BEIJING: A Chinese advertisement for cosmetic wipes that linked a woman’s appearance to the possibility of assault was removed, and the company was forced to apologize after a backlash over “blaming the victim”.
The advertisement, released by Chinese cotton product manufacturer Purcotton, last week showed a woman walking home at night followed by a male stalker.
When he wins it, she removes her makeup using the napkins and turns into a man, scaring a potential attacker.
It was widely criticized on Chinese social media, with users of the Twitter-like Weibo service complaining that it was highlighting a serious problem and pledging to boycott the brand’s products.
“Isn’t this just an insult to the female sex? Making an advertisement about a woman being stalked?
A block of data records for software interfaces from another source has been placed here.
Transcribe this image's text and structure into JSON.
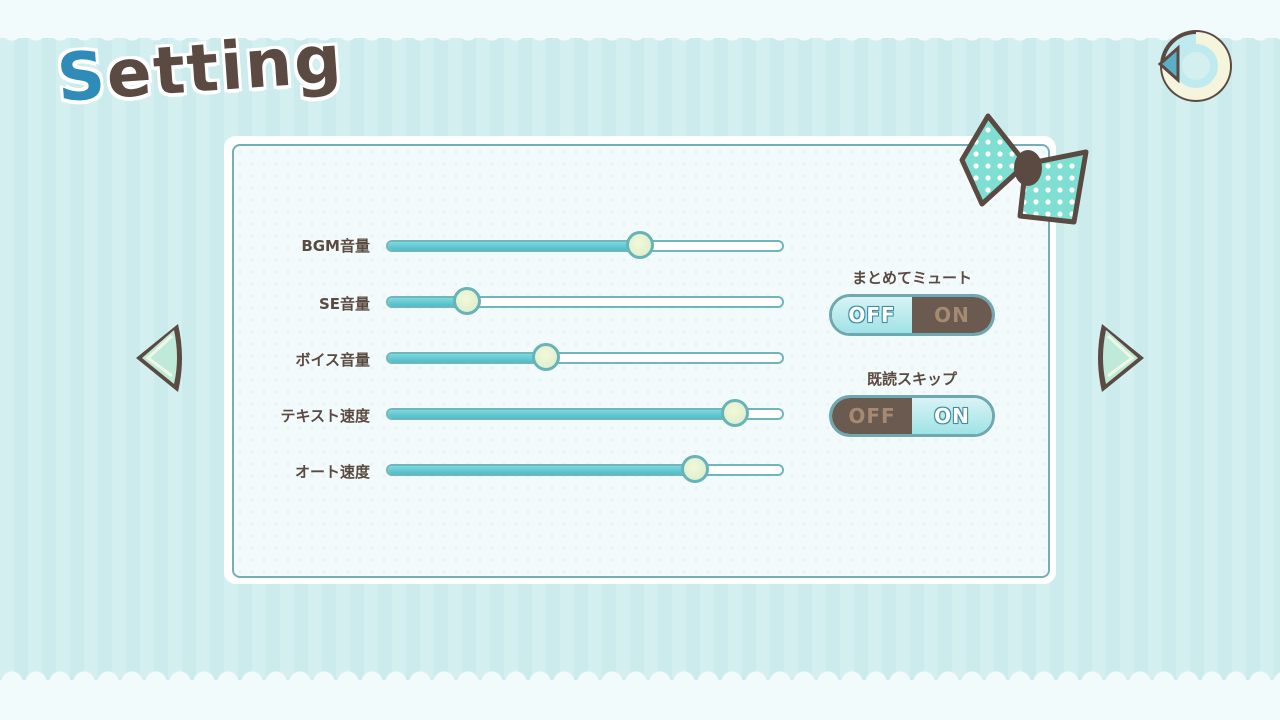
{
  "title": {
    "first": "S",
    "rest": "etting"
  },
  "back_button": {
    "icon": "return-arrow-icon"
  },
  "sliders": [
    {
      "label": "BGM音量",
      "value": 0.64
    },
    {
      "label": "SE音量",
      "value": 0.2
    },
    {
      "label": "ボイス音量",
      "value": 0.4
    },
    {
      "label": "テキスト速度",
      "value": 0.88
    },
    {
      "label": "オート速度",
      "value": 0.78
    }
  ],
  "toggles": [
    {
      "label": "まとめてミュート",
      "off": "OFF",
      "on": "ON",
      "selected": "OFF"
    },
    {
      "label": "既読スキップ",
      "off": "OFF",
      "on": "ON",
      "selected": "ON"
    }
  ],
  "nav": {
    "prev_icon": "left-arrow-icon",
    "next_icon": "right-arrow-icon"
  },
  "colors": {
    "background": "#d4eff0",
    "accent": "#52bcc5",
    "brown": "#5a4a42",
    "title_blue": "#2f8bb8"
  }
}
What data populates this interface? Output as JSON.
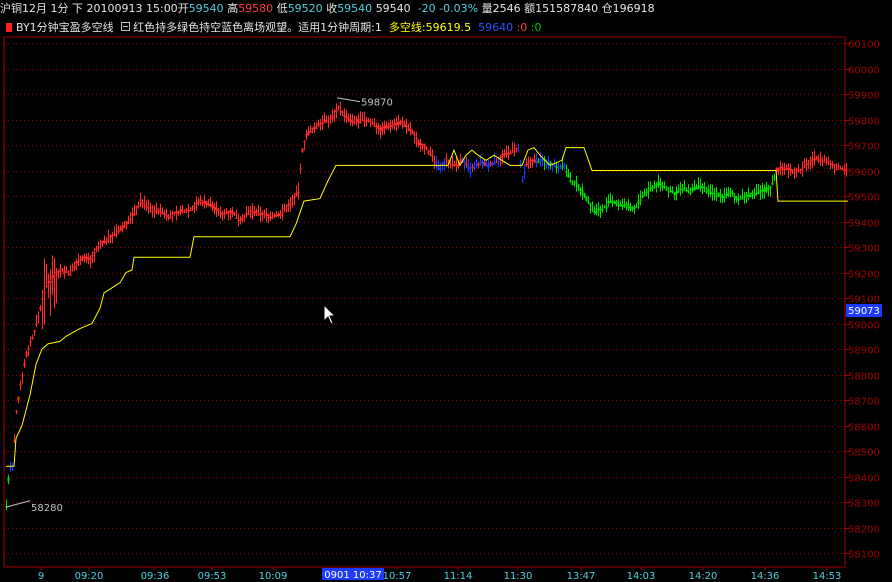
{
  "quote": {
    "symbol": "沪铜12月",
    "period": "1分",
    "direction": "下",
    "datetime": "20100913 15:00",
    "open_label": "开",
    "open": "59540",
    "high_label": "高",
    "high": "59580",
    "low_label": "低",
    "low": "59520",
    "close_label": "收",
    "close": "59540",
    "last": "59540",
    "change": "-20",
    "change_pct": "-0.03%",
    "volume_label": "量",
    "volume": "2546",
    "amount_label": "额",
    "amount": "151587840",
    "oi_label": "仓",
    "oi": "196918"
  },
  "indicator": {
    "name": "BY1分钟宝盈多空线",
    "desc": "红色持多绿色持空蓝色离场观望。适用1分钟周期:1",
    "line_label": "多空线:59619.5",
    "v2": "59640",
    "v3": ":0",
    "v4": ":0"
  },
  "chart_data": {
    "type": "candlestick",
    "ylim": [
      58050,
      60150
    ],
    "y_ticks": [
      60100,
      60000,
      59900,
      59800,
      59700,
      59600,
      59500,
      59400,
      59300,
      59200,
      59100,
      59000,
      58900,
      58800,
      58700,
      58600,
      58500,
      58400,
      58300,
      58200,
      58100
    ],
    "x_ticks": [
      "9",
      "09:20",
      "09:36",
      "09:53",
      "10:09",
      "10:57",
      "11:14",
      "11:30",
      "13:47",
      "14:03",
      "14:20",
      "14:36",
      "14:53"
    ],
    "cursor_x_label": "0901 10:37",
    "cursor_y_label": "59073",
    "annotations": [
      {
        "text": "58280",
        "value": 58280
      },
      {
        "text": "59870",
        "value": 59870
      }
    ],
    "colors": {
      "up": "#ff2a2a",
      "down": "#00e000",
      "exit": "#1a3aff",
      "line": "#ffff00",
      "grid": "#a00000"
    }
  }
}
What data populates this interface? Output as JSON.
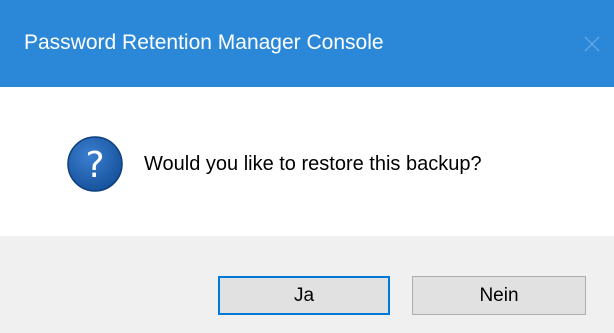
{
  "window": {
    "title": "Password Retention Manager Console",
    "close_icon": "close-icon"
  },
  "content": {
    "icon": "question-icon",
    "icon_color": "#1c5aa6",
    "message": "Would you like to restore this backup?"
  },
  "buttons": {
    "yes_label": "Ja",
    "no_label": "Nein",
    "default": "yes"
  },
  "colors": {
    "titlebar": "#2b88d8",
    "footer": "#f0f0f0",
    "default_border": "#0078d7"
  }
}
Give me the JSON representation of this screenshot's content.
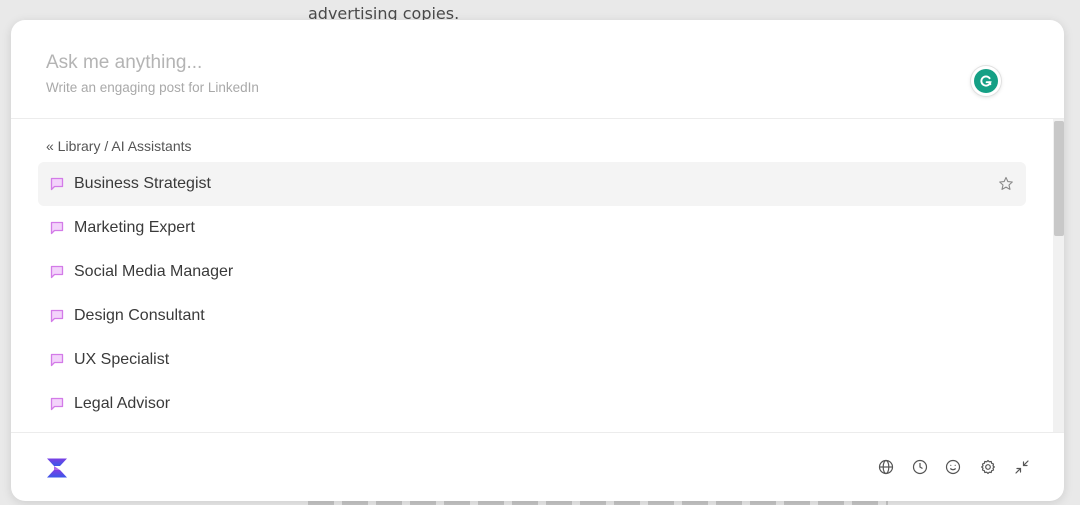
{
  "background": {
    "top_text": "advertising copies."
  },
  "search": {
    "placeholder": "Ask me anything...",
    "hint": "Write an engaging post for LinkedIn"
  },
  "breadcrumb": "« Library / AI Assistants",
  "assistants": [
    {
      "label": "Business Strategist",
      "active": true
    },
    {
      "label": "Marketing Expert"
    },
    {
      "label": "Social Media Manager"
    },
    {
      "label": "Design Consultant"
    },
    {
      "label": "UX Specialist"
    },
    {
      "label": "Legal Advisor"
    }
  ],
  "footer_icons": [
    "globe-icon",
    "history-icon",
    "smiley-icon",
    "gear-icon",
    "minimize-icon"
  ],
  "colors": {
    "chat_icon": "#d37be8",
    "grammarly": "#15a085",
    "logo_top": "#7b3fe4",
    "logo_bottom": "#3a57e8"
  }
}
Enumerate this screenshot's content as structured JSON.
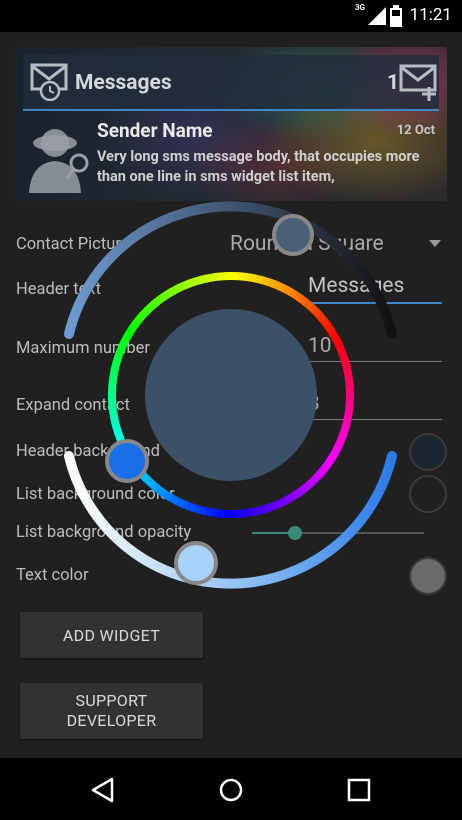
{
  "status_bar": {
    "network": "3G",
    "time": "11:21",
    "icons": [
      "signal-icon",
      "battery-icon"
    ]
  },
  "widget_preview": {
    "title": "Messages",
    "count": "1",
    "sender": "Sender Name",
    "date": "12 Oct",
    "body": "Very long sms message body, that occupies more than one line in sms widget list item,",
    "icons": [
      "message-clock-icon",
      "new-message-icon",
      "contact-silhouette-icon"
    ]
  },
  "settings": {
    "contact_picture": {
      "label": "Contact Picture",
      "value": "Rounded Square"
    },
    "header_text": {
      "label": "Header text",
      "value": "Messages"
    },
    "max_number": {
      "label": "Maximum number",
      "value": "10"
    },
    "expand_contact": {
      "label": "Expand contact",
      "value": "3"
    },
    "header_bg": {
      "label": "Header background",
      "color": "#1a2530"
    },
    "list_bg": {
      "label": "List background color",
      "color": "#202020"
    },
    "list_opacity": {
      "label": "List background opacity",
      "value_fraction": 0.25
    },
    "text_color": {
      "label": "Text color",
      "color": "#6a6a6a"
    }
  },
  "buttons": {
    "add_widget": "ADD WIDGET",
    "support_line1": "SUPPORT",
    "support_line2": "DEVELOPER"
  },
  "color_picker": {
    "selected_color": "#3c5068",
    "hue_handle_color": "#1a6fe8",
    "saturation_handle_color": "#4a6078",
    "value_handle_color": "#a9d2fa"
  },
  "nav_bar": {
    "icons": [
      "back-icon",
      "home-icon",
      "recents-icon"
    ]
  },
  "colors": {
    "accent": "#3d86c8",
    "background": "#202020"
  }
}
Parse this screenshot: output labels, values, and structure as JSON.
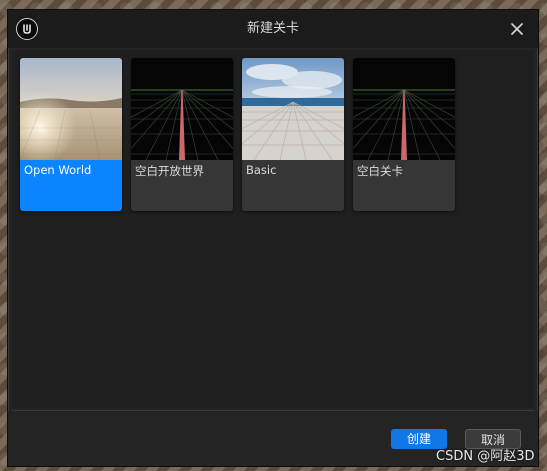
{
  "dialog": {
    "title": "新建关卡"
  },
  "templates": [
    {
      "label": "Open World",
      "selected": true,
      "thumbnail": "desert-sky-scene"
    },
    {
      "label": "空白开放世界",
      "selected": false,
      "thumbnail": "grid-horizon-scene"
    },
    {
      "label": "Basic",
      "selected": false,
      "thumbnail": "tiled-floor-sky-scene"
    },
    {
      "label": "空白关卡",
      "selected": false,
      "thumbnail": "grid-horizon-scene"
    }
  ],
  "footer": {
    "create_label": "创建",
    "cancel_label": "取消"
  },
  "watermark": "CSDN @阿赵3D",
  "colors": {
    "selection": "#0a84ff",
    "create_button": "#0f77e8",
    "dialog_bg": "#242424"
  },
  "icons": [
    "unreal-logo-icon",
    "close-icon"
  ]
}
This is a crime,” one user wrote, in a comment that garnered more than 50,000 likes.
Although the company has apologized twice since then, it initially defended the ad as a “creative concept”, which led to further outrage.
“To use women’s worst fears and pain as the subject of an advertisement, then defend them out loud – do you even have a mind?” Read 1 comment garnered over 30,000 likes.
In the face of a worsening public relations disaster, Purcotton wrote on Weibo Friday that it attached “great importance” to the issue, adding, “Regarding the discomfort the video content has caused to everyone, we deeply apologize and we will remove the video immediately.”
But the internet hype didn’t subside and Purcotton issued a longer apology on Monday.
Weibo’s hashtag “Purcotton” had 500 million views as of Tuesday morning.
Even state media have influenced the controversy.
“It beautifies the criminal and disfigures the victim, and it is full of prejudice, hatred and ignorance,” the official newspaper of the state-run women’s rights group across China wrote in a comment Friday.
The Winner Medical Group-owned Purcotton brand operates 240 stores across China, selling products such as apparel, wipes, sanitary napkins and baby diapers.
It is the latest company to be trapped as more and more Chinese social media users have called for ads deemed sexist in recent years, a trend that major global brands like Ikea and Audi have fallen for.
Last November, the Taiwanese supermarket chain RT-Mart apologized after online commentators accused it of “slandering” customers.
Large-sized women’s clothing in its Chinese stores were described as “rotten” and “very rotten”, while small and medium sizes were described as “skinny” and “beautiful.”
An Audi Chinese advertisement in 2017 was heavily criticized for showing a bride undergoing a physical inspection in the driveway by her future mother-in-law, who made comparisons to check cattle or used cars.